Semiconductor Manufacturing International Corporation (SMIC), one of China’s largest computing chip producers, announced on Monday its plan to raise $2.8 billion through an initial public offering (IPO).
What makes this plan different from other recent Chinese tech IPO offerings is instead of listing on a U.S.-based exchange, SMIC applied to raise capital on the 1-year-old Shanghai Stock Exchange Science and Technology Innovation Board (SSE). This IPO comes amid the escalating tensions between the U.S. and China government officials.
The SSE or STAR Market is the Chinese rival modeled after NASDAQ. The plan follows Beijing’s self-sufficiency policy initiatives to ease stock market listing requirements, offer tax breaks, and provide funding mechanisms to promising technology companies. Beijing has given these efforts greater impetus because of the degenerating trade relationship with Washington.
Zhou Ling, a fund manager with Shanghai Shiva Investment, recently said, “The Star Market is now playing its role as a strategic fundraising platform to bolster the country’s own technology companies as the U.S.-China relationship worsens.”
The large semiconductor and chipmaker have several clients in the consumer electronics sector, chief among them are Huawei. According to online reports, SMIC is looking to raise the cash to boost investment in its technology and rapidly expand its capabilities.

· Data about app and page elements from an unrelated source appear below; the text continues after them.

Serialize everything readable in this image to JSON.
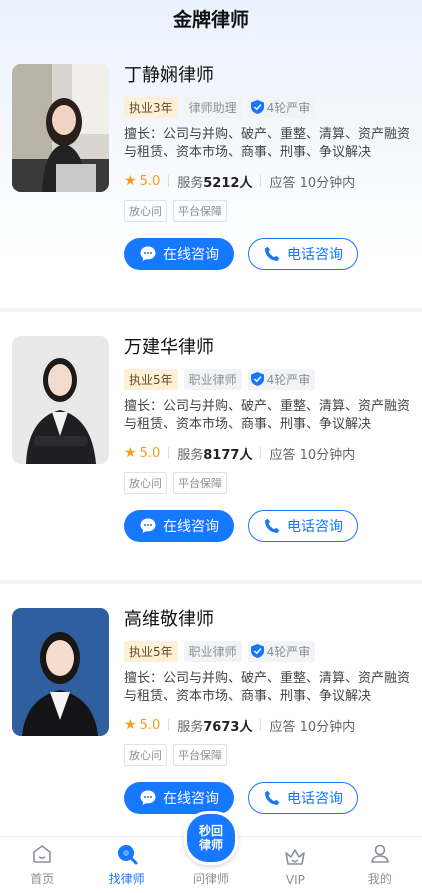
{
  "header": {
    "title": "金牌律师"
  },
  "lawyers": [
    {
      "name": "丁静娴律师",
      "experience": "执业3年",
      "role": "律师助理",
      "review": "4轮严审",
      "expertise": "擅长：公司与并购、破产、重整、清算、资产融资与租赁、资本市场、商事、刑事、争议解决",
      "rating": "5.0",
      "served_label": "服务",
      "served_count": "5212人",
      "response": "应答 10分钟内",
      "badges": [
        "放心问",
        "平台保障"
      ],
      "online_label": "在线咨询",
      "phone_label": "电话咨询"
    },
    {
      "name": "万建华律师",
      "experience": "执业5年",
      "role": "职业律师",
      "review": "4轮严审",
      "expertise": "擅长：公司与并购、破产、重整、清算、资产融资与租赁、资本市场、商事、刑事、争议解决",
      "rating": "5.0",
      "served_label": "服务",
      "served_count": "8177人",
      "response": "应答 10分钟内",
      "badges": [
        "放心问",
        "平台保障"
      ],
      "online_label": "在线咨询",
      "phone_label": "电话咨询"
    },
    {
      "name": "高维敬律师",
      "experience": "执业5年",
      "role": "职业律师",
      "review": "4轮严审",
      "expertise": "擅长：公司与并购、破产、重整、清算、资产融资与租赁、资本市场、商事、刑事、争议解决",
      "rating": "5.0",
      "served_label": "服务",
      "served_count": "7673人",
      "response": "应答 10分钟内",
      "badges": [
        "放心问",
        "平台保障"
      ],
      "online_label": "在线咨询",
      "phone_label": "电话咨询"
    }
  ],
  "tabbar": {
    "home": "首页",
    "find": "找律师",
    "ask": "问律师",
    "vip": "VIP",
    "mine": "我的",
    "bubble_line1": "秒回",
    "bubble_line2": "律师"
  },
  "colors": {
    "accent": "#1677ff",
    "rating": "#f79a1a",
    "exp_tag_bg": "#fdf0d9"
  }
}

They will focus part of the proceeds on developing 14nm chips used for crypto mining.
The United States’ recent regulation aimed to restrict American technology to Huawei could have a negative ancillary impact on its industry associations. In its listing prospectus, SMIC said that the U.S.-China trade frictions and Washington’s latest rules on semiconductors posed a potential risk to its business since it could force SMIC to take on more production.
Industry experts say that SMIC is also vulnerable to pressure from U.S. regulators because it also uses U.S. technologies to produce chips.

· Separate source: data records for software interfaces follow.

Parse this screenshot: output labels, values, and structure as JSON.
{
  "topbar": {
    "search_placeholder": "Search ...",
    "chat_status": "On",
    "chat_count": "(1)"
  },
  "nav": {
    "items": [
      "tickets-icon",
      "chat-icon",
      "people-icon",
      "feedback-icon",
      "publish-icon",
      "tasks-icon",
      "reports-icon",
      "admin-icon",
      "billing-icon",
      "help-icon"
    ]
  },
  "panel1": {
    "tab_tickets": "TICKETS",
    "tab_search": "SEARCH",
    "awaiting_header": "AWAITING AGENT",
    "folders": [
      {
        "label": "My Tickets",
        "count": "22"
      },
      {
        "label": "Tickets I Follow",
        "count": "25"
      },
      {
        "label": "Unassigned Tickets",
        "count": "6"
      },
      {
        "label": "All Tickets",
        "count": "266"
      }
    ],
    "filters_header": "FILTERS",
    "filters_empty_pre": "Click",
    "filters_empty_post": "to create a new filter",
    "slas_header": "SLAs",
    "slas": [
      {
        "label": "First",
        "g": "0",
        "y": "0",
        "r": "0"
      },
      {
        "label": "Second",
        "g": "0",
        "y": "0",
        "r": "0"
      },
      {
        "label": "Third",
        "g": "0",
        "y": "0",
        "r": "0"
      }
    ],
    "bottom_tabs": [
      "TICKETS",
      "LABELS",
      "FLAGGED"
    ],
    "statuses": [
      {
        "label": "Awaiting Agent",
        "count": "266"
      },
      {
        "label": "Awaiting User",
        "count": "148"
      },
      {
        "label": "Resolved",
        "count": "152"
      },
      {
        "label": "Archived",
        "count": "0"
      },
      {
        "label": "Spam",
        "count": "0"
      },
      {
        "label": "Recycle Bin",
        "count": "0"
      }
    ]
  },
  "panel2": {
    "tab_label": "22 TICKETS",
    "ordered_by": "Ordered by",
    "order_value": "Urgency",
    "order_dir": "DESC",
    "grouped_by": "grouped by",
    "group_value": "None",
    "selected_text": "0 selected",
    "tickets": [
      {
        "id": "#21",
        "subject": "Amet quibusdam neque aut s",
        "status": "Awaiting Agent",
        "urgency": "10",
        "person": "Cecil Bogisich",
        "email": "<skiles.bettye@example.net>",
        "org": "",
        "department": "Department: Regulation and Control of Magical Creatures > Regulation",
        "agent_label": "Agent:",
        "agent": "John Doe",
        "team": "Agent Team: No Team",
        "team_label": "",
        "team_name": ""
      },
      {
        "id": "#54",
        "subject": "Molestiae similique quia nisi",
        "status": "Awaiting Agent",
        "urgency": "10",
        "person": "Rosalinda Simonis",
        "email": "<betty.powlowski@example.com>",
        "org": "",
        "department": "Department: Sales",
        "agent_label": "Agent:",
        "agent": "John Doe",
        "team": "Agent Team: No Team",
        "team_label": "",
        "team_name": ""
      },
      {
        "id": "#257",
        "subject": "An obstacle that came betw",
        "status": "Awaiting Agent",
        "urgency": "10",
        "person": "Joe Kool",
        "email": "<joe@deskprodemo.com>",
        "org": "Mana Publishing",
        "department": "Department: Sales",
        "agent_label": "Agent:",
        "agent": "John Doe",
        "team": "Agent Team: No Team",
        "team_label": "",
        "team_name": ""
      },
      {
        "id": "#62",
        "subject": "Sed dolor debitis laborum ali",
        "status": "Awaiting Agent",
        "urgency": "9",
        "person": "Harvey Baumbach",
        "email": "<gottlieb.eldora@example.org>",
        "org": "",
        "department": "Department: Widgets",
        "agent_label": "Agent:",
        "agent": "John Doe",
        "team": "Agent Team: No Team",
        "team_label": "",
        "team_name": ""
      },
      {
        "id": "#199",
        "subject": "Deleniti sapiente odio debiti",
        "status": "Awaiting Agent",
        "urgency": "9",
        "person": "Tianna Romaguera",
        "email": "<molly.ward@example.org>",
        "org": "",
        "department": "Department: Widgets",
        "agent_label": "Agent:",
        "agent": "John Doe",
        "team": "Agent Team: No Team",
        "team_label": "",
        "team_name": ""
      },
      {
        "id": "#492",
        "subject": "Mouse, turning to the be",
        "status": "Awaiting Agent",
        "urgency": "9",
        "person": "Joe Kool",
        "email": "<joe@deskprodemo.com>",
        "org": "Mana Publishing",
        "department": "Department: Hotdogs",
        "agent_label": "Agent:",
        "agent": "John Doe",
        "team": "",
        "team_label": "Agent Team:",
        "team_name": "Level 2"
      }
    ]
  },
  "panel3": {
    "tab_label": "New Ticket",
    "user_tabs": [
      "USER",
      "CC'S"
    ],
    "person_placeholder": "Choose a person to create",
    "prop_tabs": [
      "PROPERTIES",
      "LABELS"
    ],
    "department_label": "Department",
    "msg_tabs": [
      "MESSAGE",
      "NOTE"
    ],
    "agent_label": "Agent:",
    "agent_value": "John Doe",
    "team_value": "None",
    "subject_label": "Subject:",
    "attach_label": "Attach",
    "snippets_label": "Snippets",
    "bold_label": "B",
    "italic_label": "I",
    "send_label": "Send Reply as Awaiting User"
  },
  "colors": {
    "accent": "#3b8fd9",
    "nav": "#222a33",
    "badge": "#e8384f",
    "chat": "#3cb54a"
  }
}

The uplisting comes two months after SMIC announced a new partnership with ASIC hardware manufacture Canaan Creative. The two company’s plans included the development of a mining machine for an undisclosed cryptocurrency. They were reportedly testing SMIC’s 14nm block reward mining chip, scheduled to go into mass production by the end of June.

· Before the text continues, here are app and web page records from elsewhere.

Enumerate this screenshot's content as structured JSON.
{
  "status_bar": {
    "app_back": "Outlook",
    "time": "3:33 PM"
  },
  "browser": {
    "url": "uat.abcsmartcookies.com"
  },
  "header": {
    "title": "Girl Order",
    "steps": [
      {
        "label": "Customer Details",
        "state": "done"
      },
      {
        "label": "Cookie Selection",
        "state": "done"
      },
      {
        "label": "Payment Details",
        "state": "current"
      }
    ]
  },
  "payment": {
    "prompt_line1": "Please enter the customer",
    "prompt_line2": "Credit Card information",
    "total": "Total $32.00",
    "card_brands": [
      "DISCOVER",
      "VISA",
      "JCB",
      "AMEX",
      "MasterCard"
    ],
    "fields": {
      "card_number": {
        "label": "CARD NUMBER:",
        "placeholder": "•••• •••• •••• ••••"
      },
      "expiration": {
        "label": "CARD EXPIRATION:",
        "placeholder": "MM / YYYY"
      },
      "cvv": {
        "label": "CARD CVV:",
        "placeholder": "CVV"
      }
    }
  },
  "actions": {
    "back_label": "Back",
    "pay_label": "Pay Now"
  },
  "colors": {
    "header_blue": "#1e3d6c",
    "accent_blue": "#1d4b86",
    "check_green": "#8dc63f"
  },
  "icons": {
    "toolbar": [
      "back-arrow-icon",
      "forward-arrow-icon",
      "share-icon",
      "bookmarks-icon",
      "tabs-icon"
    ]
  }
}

SMIC already listed itself on the Hong Kong Stock Exchange (HKEx). It recently received a $2.2 billion investment from Chinese state-backed funds, the National Integrated Circuit Industry Investment Fund II and Shanghai Integrated Circuit Industry Investment Fund II, to fund the expansion of a SMIC wafer Shanghai facility.
The investment was China’s measure to expand chip-making capacity domestically amid international supply chain uncertainty. Industry experts say SMIC technology remains generations behind that of regional Taiwanese peer Taiwan Semiconductor Manufacturing Co. (TSMC), which provides chips to Bitmain Antminer series.